TASK STATEMENT: Pictures stay out; everything else in the records below is to be repeated exactly.

PROVIDED DATA:
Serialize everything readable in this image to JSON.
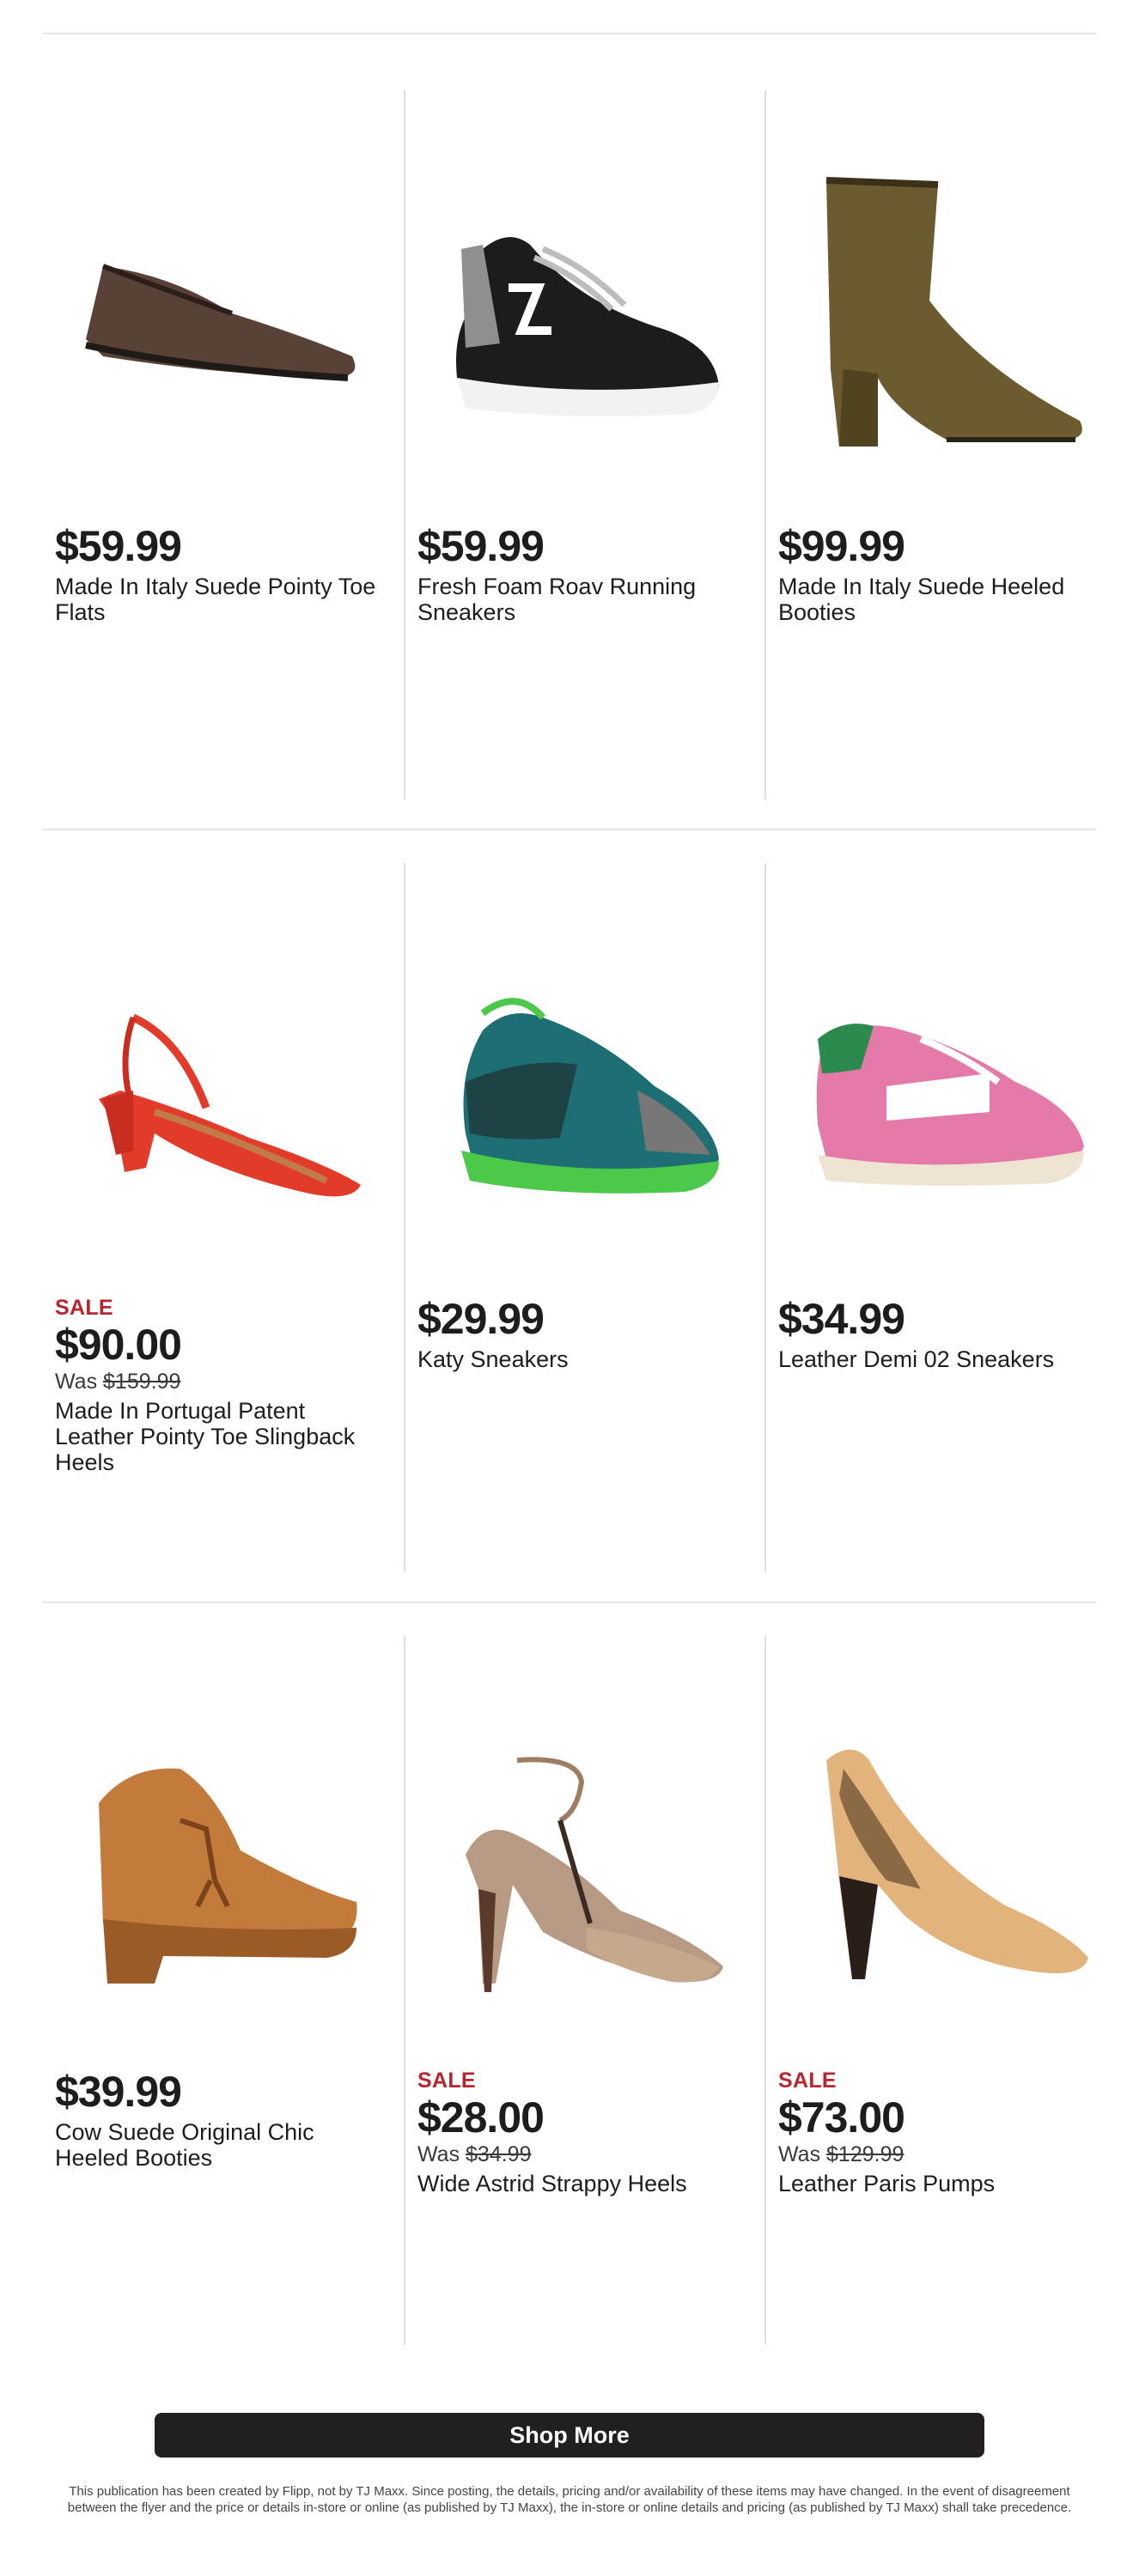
{
  "products": [
    {
      "sale": "",
      "price": "$59.99",
      "was_prefix": "",
      "was_price": "",
      "name": "Made In Italy Suede Pointy Toe Flats",
      "icon": "suede-flat-shoe-icon",
      "colors": {
        "main": "#5a4138",
        "sole": "#1e1a18"
      }
    },
    {
      "sale": "",
      "price": "$59.99",
      "was_prefix": "",
      "was_price": "",
      "name": "Fresh Foam Roav Running Sneakers",
      "icon": "running-sneaker-icon",
      "colors": {
        "main": "#1c1c1c",
        "sole": "#f2f2f2"
      }
    },
    {
      "sale": "",
      "price": "$99.99",
      "was_prefix": "",
      "was_price": "",
      "name": "Made In Italy Suede Heeled Booties",
      "icon": "heeled-bootie-icon",
      "colors": {
        "main": "#6b5b2e",
        "sole": "#2a2418"
      }
    },
    {
      "sale": "SALE",
      "price": "$90.00",
      "was_prefix": "Was ",
      "was_price": "$159.99",
      "name": "Made In Portugal Patent Leather Pointy Toe Slingback Heels",
      "icon": "slingback-heel-icon",
      "colors": {
        "main": "#e23b2a",
        "sole": "#b4271b"
      }
    },
    {
      "sale": "",
      "price": "$29.99",
      "was_prefix": "",
      "was_price": "",
      "name": "Katy Sneakers",
      "icon": "mesh-sneaker-icon",
      "colors": {
        "main": "#1d6f73",
        "sole": "#4cc84a"
      }
    },
    {
      "sale": "",
      "price": "$34.99",
      "was_prefix": "",
      "was_price": "",
      "name": "Leather Demi 02 Sneakers",
      "icon": "leather-sneaker-icon",
      "colors": {
        "main": "#e47aa8",
        "sole": "#efe4d3"
      }
    },
    {
      "sale": "",
      "price": "$39.99",
      "was_prefix": "",
      "was_price": "",
      "name": "Cow Suede Original Chic Heeled Booties",
      "icon": "clog-bootie-icon",
      "colors": {
        "main": "#c27b3b",
        "sole": "#9a5b27"
      }
    },
    {
      "sale": "SALE",
      "price": "$28.00",
      "was_prefix": "Was ",
      "was_price": "$34.99",
      "name": "Wide Astrid Strappy Heels",
      "icon": "strappy-heel-icon",
      "colors": {
        "main": "#b79a83",
        "sole": "#5a3a2a"
      }
    },
    {
      "sale": "SALE",
      "price": "$73.00",
      "was_prefix": "Was ",
      "was_price": "$129.99",
      "name": "Leather Paris Pumps",
      "icon": "pump-heel-icon",
      "colors": {
        "main": "#e2b47c",
        "sole": "#2a1f18"
      }
    }
  ],
  "shop_more": "Shop More",
  "disclaimer": "This publication has been created by Flipp, not by TJ Maxx. Since posting, the details, pricing and/or availability of these items may have changed. In the event of disagreement between the flyer and the price or details in-store or online (as published by TJ Maxx), the in-store or online details and pricing (as published by TJ Maxx) shall take precedence.",
  "colors": {
    "sale_red": "#b7252f",
    "button_bg": "#231f20",
    "divider": "#e4e4e4"
  }
}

REPLY TO THE TASK:
Serialize everything readable in this image to JSON.
{
  "products": [
    {
      "sale": "",
      "price": "$59.99",
      "was_prefix": "",
      "was_price": "",
      "name": "Made In Italy Suede Pointy Toe Flats",
      "icon": "suede-flat-shoe-icon",
      "colors": {
        "main": "#5a4138",
        "sole": "#1e1a18"
      }
    },
    {
      "sale": "",
      "price": "$59.99",
      "was_prefix": "",
      "was_price": "",
      "name": "Fresh Foam Roav Running Sneakers",
      "icon": "running-sneaker-icon",
      "colors": {
        "main": "#1c1c1c",
        "sole": "#f2f2f2"
      }
    },
    {
      "sale": "",
      "price": "$99.99",
      "was_prefix": "",
      "was_price": "",
      "name": "Made In Italy Suede Heeled Booties",
      "icon": "heeled-bootie-icon",
      "colors": {
        "main": "#6b5b2e",
        "sole": "#2a2418"
      }
    },
    {
      "sale": "SALE",
      "price": "$90.00",
      "was_prefix": "Was ",
      "was_price": "$159.99",
      "name": "Made In Portugal Patent Leather Pointy Toe Slingback Heels",
      "icon": "slingback-heel-icon",
      "colors": {
        "main": "#e23b2a",
        "sole": "#b4271b"
      }
    },
    {
      "sale": "",
      "price": "$29.99",
      "was_prefix": "",
      "was_price": "",
      "name": "Katy Sneakers",
      "icon": "mesh-sneaker-icon",
      "colors": {
        "main": "#1d6f73",
        "sole": "#4cc84a"
      }
    },
    {
      "sale": "",
      "price": "$34.99",
      "was_prefix": "",
      "was_price": "",
      "name": "Leather Demi 02 Sneakers",
      "icon": "leather-sneaker-icon",
      "colors": {
        "main": "#e47aa8",
        "sole": "#efe4d3"
      }
    },
    {
      "sale": "",
      "price": "$39.99",
      "was_prefix": "",
      "was_price": "",
      "name": "Cow Suede Original Chic Heeled Booties",
      "icon": "clog-bootie-icon",
      "colors": {
        "main": "#c27b3b",
        "sole": "#9a5b27"
      }
    },
    {
      "sale": "SALE",
      "price": "$28.00",
      "was_prefix": "Was ",
      "was_price": "$34.99",
      "name": "Wide Astrid Strappy Heels",
      "icon": "strappy-heel-icon",
      "colors": {
        "main": "#b79a83",
        "sole": "#5a3a2a"
      }
    },
    {
      "sale": "SALE",
      "price": "$73.00",
      "was_prefix": "Was ",
      "was_price": "$129.99",
      "name": "Leather Paris Pumps",
      "icon": "pump-heel-icon",
      "colors": {
        "main": "#e2b47c",
        "sole": "#2a1f18"
      }
    }
  ],
  "shop_more": "Shop More",
  "disclaimer": "This publication has been created by Flipp, not by TJ Maxx. Since posting, the details, pricing and/or availability of these items may have changed. In the event of disagreement between the flyer and the price or details in-store or online (as published by TJ Maxx), the in-store or online details and pricing (as published by TJ Maxx) shall take precedence.",
  "colors": {
    "sale_red": "#b7252f",
    "button_bg": "#231f20",
    "divider": "#e4e4e4"
  }
}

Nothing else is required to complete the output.